The frenzied mob that created a riot at the US Capitol building has a lesson for all of us emotion loving Indians. Don’t let your emotions rule you or take over your ability to reason. Interestingly, this lesson is cited in the Bhagwad Gita, one of our ancient holy texts.
In what has to be one of the most bizarre episodes in modern world history, a mob consisting of a mix of Trump supporters, election fraud conspiracy theorists, far right activists and angry rioters stormed the US Capitol building on January 6. Thousands of protesters stormed through the building, disrupting a joint session of Congress. Many of them vandalised and destroyed property.
The Senate and House of Representatives had to be evacuated, the entire Capitol area had to be locked down. The fact that this happened in broad daylight, in a powerful and developed nation like the US, is what makes the entire episode truly bizarre.
Scarily, it also suggests that if it can happen there, it can happen anywhere, including India. The world today is a fragile place. People can become emotionally charged, suspend reason, believe in theories without real evidence and come together, not just virtually but also in real life. The entire episode would have been funny and amusing, if it weren’t for its dark aspects. Five people died, ranging from a police officer to a lady who was part of the mob but had served in the US defence forces.
Over 120 people have since been arrested, thanks to ample video evidence of the incident taken on multiple mobile phones. Global condemnation followed. Social media companies suspended President Donald Trump’s accounts. It’s fair to say that the US was embarrassed. But true damage will come to members of the mob themselves. Those arrested face long prison terms. They have essentially ruined their lives over this one mad frenzy.
There’s a lesson for everyone here, including us Indians. Don’t get swayed by emotion (which we Indians love) to the point of completely giving up reason and destroying your life.
For a tiny application of reason would tell you that violently storming the highest offices of the most powerful country in the world is a stupid idea. Similarly, an application of logic will also tell you that there’s neither any evidence of any rigging in the current US elections, nor is it possible to do so in that country at a meaningful scale. However, we don’t live in times where reason is encouraged. We live in emotional times, where multiple entities are trying to tug at our emotions round the clock.
To be fair, attempts to tug at people’s emotions have always been there. Even in the pre-internet era, marketers made advertising to get an emotional response from customers. Movies, books and television shows that are successful almost always manage to connect to the viewer emotionally. In India particularly, movie viewers love emotions. Hence, we root for the hero who beats up ten people at the same time, even though logically such a feat is unlikely.
Politicians also often look for a cause that will make the voter emotional as that will often decide the actual voting decision. How many Indians vote on the logical reasons of economy or governance versus emotional reasons such as identity (caste, religion, region etc)?
Tugging at emotions has indeed been around for a long time. However, the internet means today this has multiplied manifold. Social media influencers, WhatsApp forwards, YouTubers and even news channels today constantly try to tug at your emotions.
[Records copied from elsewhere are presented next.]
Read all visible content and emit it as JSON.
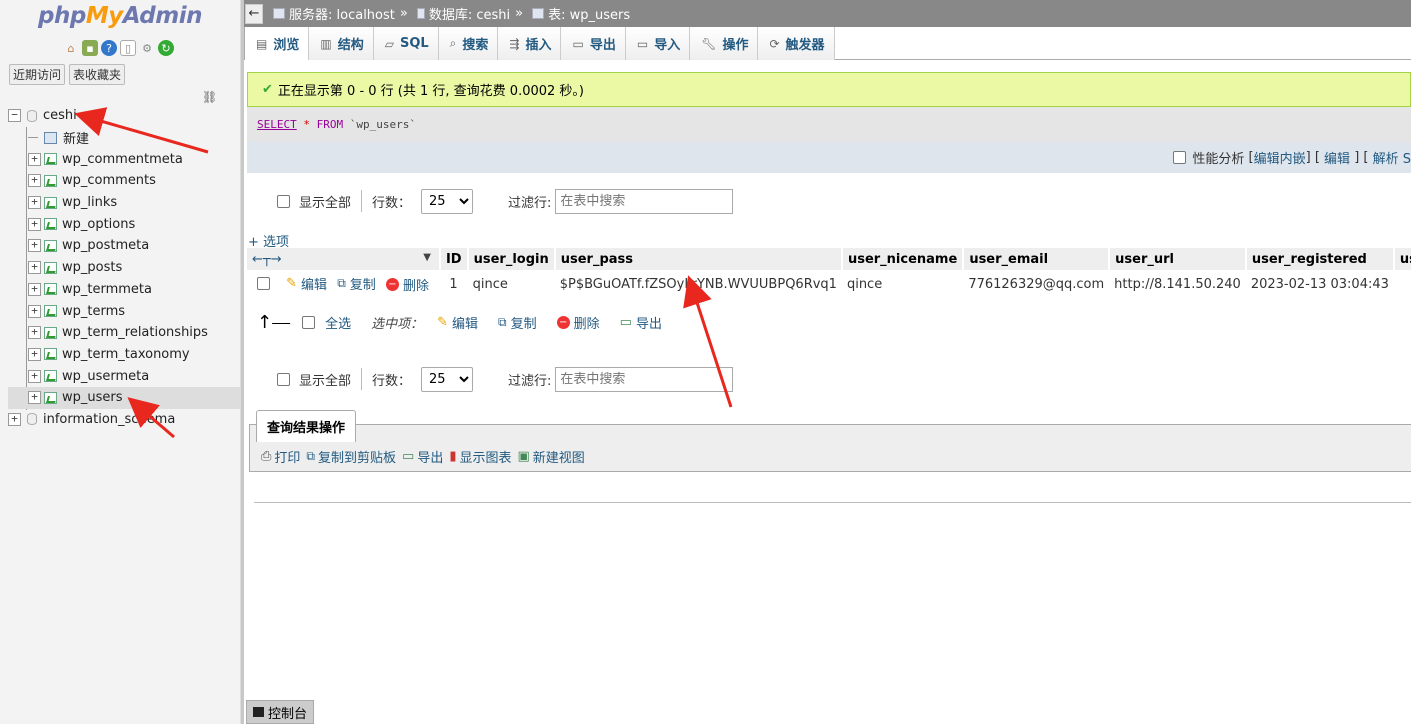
{
  "logo": {
    "php": "php",
    "my": "My",
    "admin": "Admin"
  },
  "left": {
    "recent_label": "近期访问",
    "favorites_label": "表收藏夹",
    "db_ceshi": "ceshi",
    "new_label": "新建",
    "tables": [
      "wp_commentmeta",
      "wp_comments",
      "wp_links",
      "wp_options",
      "wp_postmeta",
      "wp_posts",
      "wp_termmeta",
      "wp_terms",
      "wp_term_relationships",
      "wp_term_taxonomy",
      "wp_usermeta",
      "wp_users"
    ],
    "db_info": "information_schema"
  },
  "breadcrumb": {
    "server": "服务器: localhost",
    "database": "数据库: ceshi",
    "table": "表: wp_users",
    "sep": "»"
  },
  "tabs": [
    "浏览",
    "结构",
    "SQL",
    "搜索",
    "插入",
    "导出",
    "导入",
    "操作",
    "触发器"
  ],
  "success_msg": "正在显示第 0 - 0 行 (共 1 行, 查询花费 0.0002 秒。)",
  "sql": {
    "select": "SELECT",
    "star": "*",
    "from": "FROM",
    "table": "`wp_users`"
  },
  "sqlbar": {
    "profiling": "性能分析",
    "edit_inline": "编辑内嵌",
    "edit": "编辑",
    "explain": "解析 S"
  },
  "nav": {
    "show_all": "显示全部",
    "rows_label": "行数：",
    "rows_value": "25",
    "filter_label": "过滤行:",
    "filter_placeholder": "在表中搜索"
  },
  "options_label": "+ 选项",
  "columns": [
    "ID",
    "user_login",
    "user_pass",
    "user_nicename",
    "user_email",
    "user_url",
    "user_registered",
    "user_a"
  ],
  "row": {
    "edit": "编辑",
    "copy": "复制",
    "delete": "删除",
    "ID": "1",
    "user_login": "qince",
    "user_pass": "$P$BGuOATf.fZSOyLrYNB.WVUUBPQ6Rvq1",
    "user_nicename": "qince",
    "user_email": "776126329@qq.com",
    "user_url": "http://8.141.50.240",
    "user_registered": "2023-02-13 03:04:43"
  },
  "bulk": {
    "select_all": "全选",
    "with_selected": "选中项：",
    "edit": "编辑",
    "copy": "复制",
    "delete": "删除",
    "export": "导出"
  },
  "qro": {
    "title": "查询结果操作",
    "print": "打印",
    "copy_clip": "复制到剪贴板",
    "export": "导出",
    "chart": "显示图表",
    "create_view": "新建视图"
  },
  "console_label": "控制台",
  "colors": {
    "link": "#235a81",
    "success_bg": "#ebf8a4",
    "annotation_arrow": "#e8281e"
  }
}
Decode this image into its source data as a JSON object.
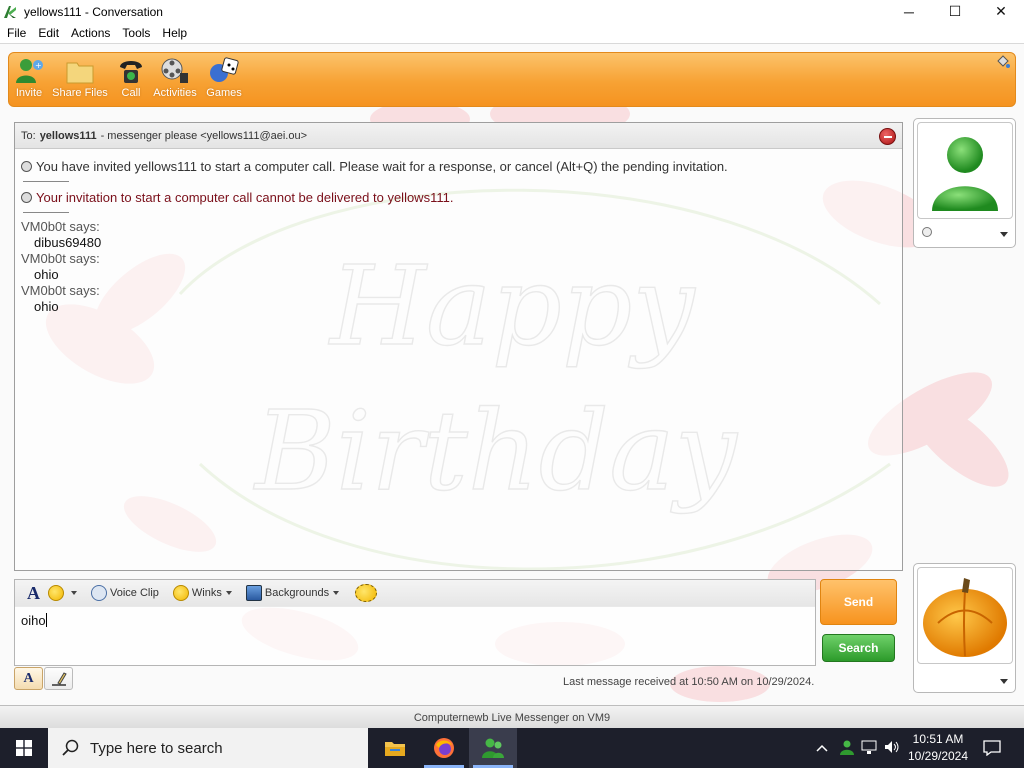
{
  "window": {
    "title": "yellows111 - Conversation",
    "controls": {
      "minimize": "─",
      "maximize": "☐",
      "close": "✕"
    }
  },
  "menu": [
    "File",
    "Edit",
    "Actions",
    "Tools",
    "Help"
  ],
  "toolbar": {
    "items": [
      {
        "label": "Invite",
        "icon": "invite-icon"
      },
      {
        "label": "Share Files",
        "icon": "folder-icon"
      },
      {
        "label": "Call",
        "icon": "phone-icon"
      },
      {
        "label": "Activities",
        "icon": "film-reel-icon"
      },
      {
        "label": "Games",
        "icon": "games-icon"
      }
    ]
  },
  "conversation": {
    "to_label": "To:",
    "to_name": "yellows111",
    "to_detail": "- messenger please <yellows111@aei.ou>",
    "system_messages": [
      "You have invited yellows111 to start a computer call. Please wait for a response, or cancel (Alt+Q) the pending invitation.",
      "Your invitation to start a computer call cannot be delivered to yellows111."
    ],
    "messages": [
      {
        "sender": "VM0b0t says:",
        "text": "dibus69480"
      },
      {
        "sender": "VM0b0t says:",
        "text": "ohio"
      },
      {
        "sender": "VM0b0t says:",
        "text": "ohio"
      }
    ],
    "background_text": [
      "Happy",
      "Birthday"
    ]
  },
  "format_bar": {
    "voice_clip": "Voice Clip",
    "winks": "Winks",
    "backgrounds": "Backgrounds"
  },
  "compose": {
    "value": "oiho"
  },
  "buttons": {
    "send": "Send",
    "search": "Search"
  },
  "status": {
    "last_message": "Last message received at 10:50 AM on 10/29/2024.",
    "footer": "Computernewb Live Messenger on VM9"
  },
  "taskbar": {
    "search_placeholder": "Type here to search",
    "time": "10:51 AM",
    "date": "10/29/2024"
  },
  "colors": {
    "toolbar_orange": "#f7a234",
    "send_orange": "#f7931e",
    "search_green": "#2c9a2a",
    "error_text": "#7a0f1a"
  }
}
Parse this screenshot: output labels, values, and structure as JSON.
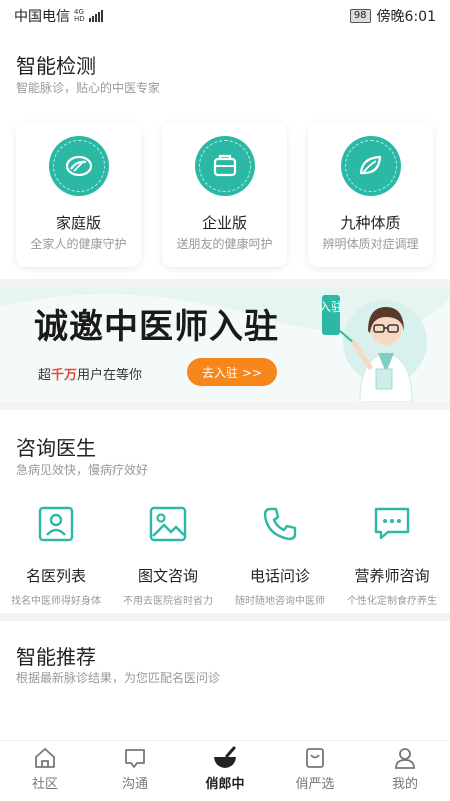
{
  "status_bar": {
    "carrier": "中国电信",
    "net_top": "4G",
    "net_bottom": "HD",
    "battery": "98",
    "time": "傍晚6:01"
  },
  "smart_detect": {
    "title": "智能检测",
    "subtitle": "智能脉诊，贴心的中医专家",
    "cards": [
      {
        "name": "家庭版",
        "desc": "全家人的健康守护",
        "icon": "family-icon"
      },
      {
        "name": "企业版",
        "desc": "送朋友的健康呵护",
        "icon": "enterprise-icon"
      },
      {
        "name": "九种体质",
        "desc": "辨明体质对症调理",
        "icon": "leaf-icon"
      }
    ]
  },
  "banner": {
    "title": "诚邀中医师入驻",
    "sub_prefix": "超",
    "sub_highlight": "千万",
    "sub_suffix": "用户在等你",
    "button": "去入驻 >>",
    "badge": "入驻"
  },
  "consult": {
    "title": "咨询医生",
    "subtitle": "急病见效快，慢病疗效好",
    "items": [
      {
        "label": "名医列表",
        "desc": "找名中医师得好身体",
        "icon": "doctor-list-icon"
      },
      {
        "label": "图文咨询",
        "desc": "不用去医院省时省力",
        "icon": "image-icon"
      },
      {
        "label": "电话问诊",
        "desc": "随时随地咨询中医师",
        "icon": "phone-icon"
      },
      {
        "label": "营养师咨询",
        "desc": "个性化定制食疗养生",
        "icon": "chat-icon"
      }
    ]
  },
  "recommend": {
    "title": "智能推荐",
    "subtitle": "根据最新脉诊结果，为您匹配名医问诊"
  },
  "tabbar": {
    "tabs": [
      {
        "label": "社区",
        "icon": "home-icon"
      },
      {
        "label": "沟通",
        "icon": "message-icon"
      },
      {
        "label": "俏郎中",
        "icon": "mortar-icon"
      },
      {
        "label": "俏严选",
        "icon": "shop-icon"
      },
      {
        "label": "我的",
        "icon": "user-icon"
      }
    ],
    "active": "俏郎中"
  },
  "colors": {
    "accent": "#2bb9a5",
    "orange": "#f7861d",
    "highlight": "#e54b3c"
  }
}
So do your relatives and friends in those WhatsApp groups.
Sooner or later you will succumb to something that touches you at an emotional level. Imagine an unemployed and frustrated Hindu youth somewhere. He sees a video saying how Muslims took away all opportunity, and this video has a million views and thousands of likes. Chances are he will buy the theory. Just as an unemployed Muslim youth may buy a theory of the Indian state plotting to eliminate Muslims.
Both these boys may find solace in the community that likes such videos. They might even forward their respective video to others. Meanwhile, the video creator gets popular and monetises the videos. It’s a self-sufficient, incentivised ecosystem that propagates evidence-free tugging at emotions. Soon enough, some politician will tap into this group, lend the theory support and legitimise it further. Eventually, this emotion fuelled ecosystem snowballs and erupts into bizarre events such as the US Capitol riot.
None of us are immune to emotional manipulation. For our emotions are a stronger force than reason. Emotions make us act and believe faster than reason. Sometimes emotions make us suspend reason altogether.
Don’t get me wrong. Emotions are extremely important in life. They make us human. However, if you let emotions rule you or make every decision in life guided by emotion, you’re pretty much destined to fail or head to disaster.
The Bhagwad Gita talks multiple times about the importance of emotional control, of striking the right balance between emotion and reason and not taking decisions guided by extreme emotions. Of course, the Gita did not anticipate dozens of marketers, political outfits and influencers tugging at your emotions every day. But this only makes the emotion control lessons more important.
We should take pride in our emotions but be wary of the forces that are trying to manipulate them. We must always balance emotion with reason. A bizarre video or speech shouldn’t sway us into destructive action. Nation building and patriotism requires not only emotion, but also the ability to reason. Our scriptures mentioned the need for this balance centuries ago. It’s time we imbibed those learnings, especially in these emotionally manipulative times.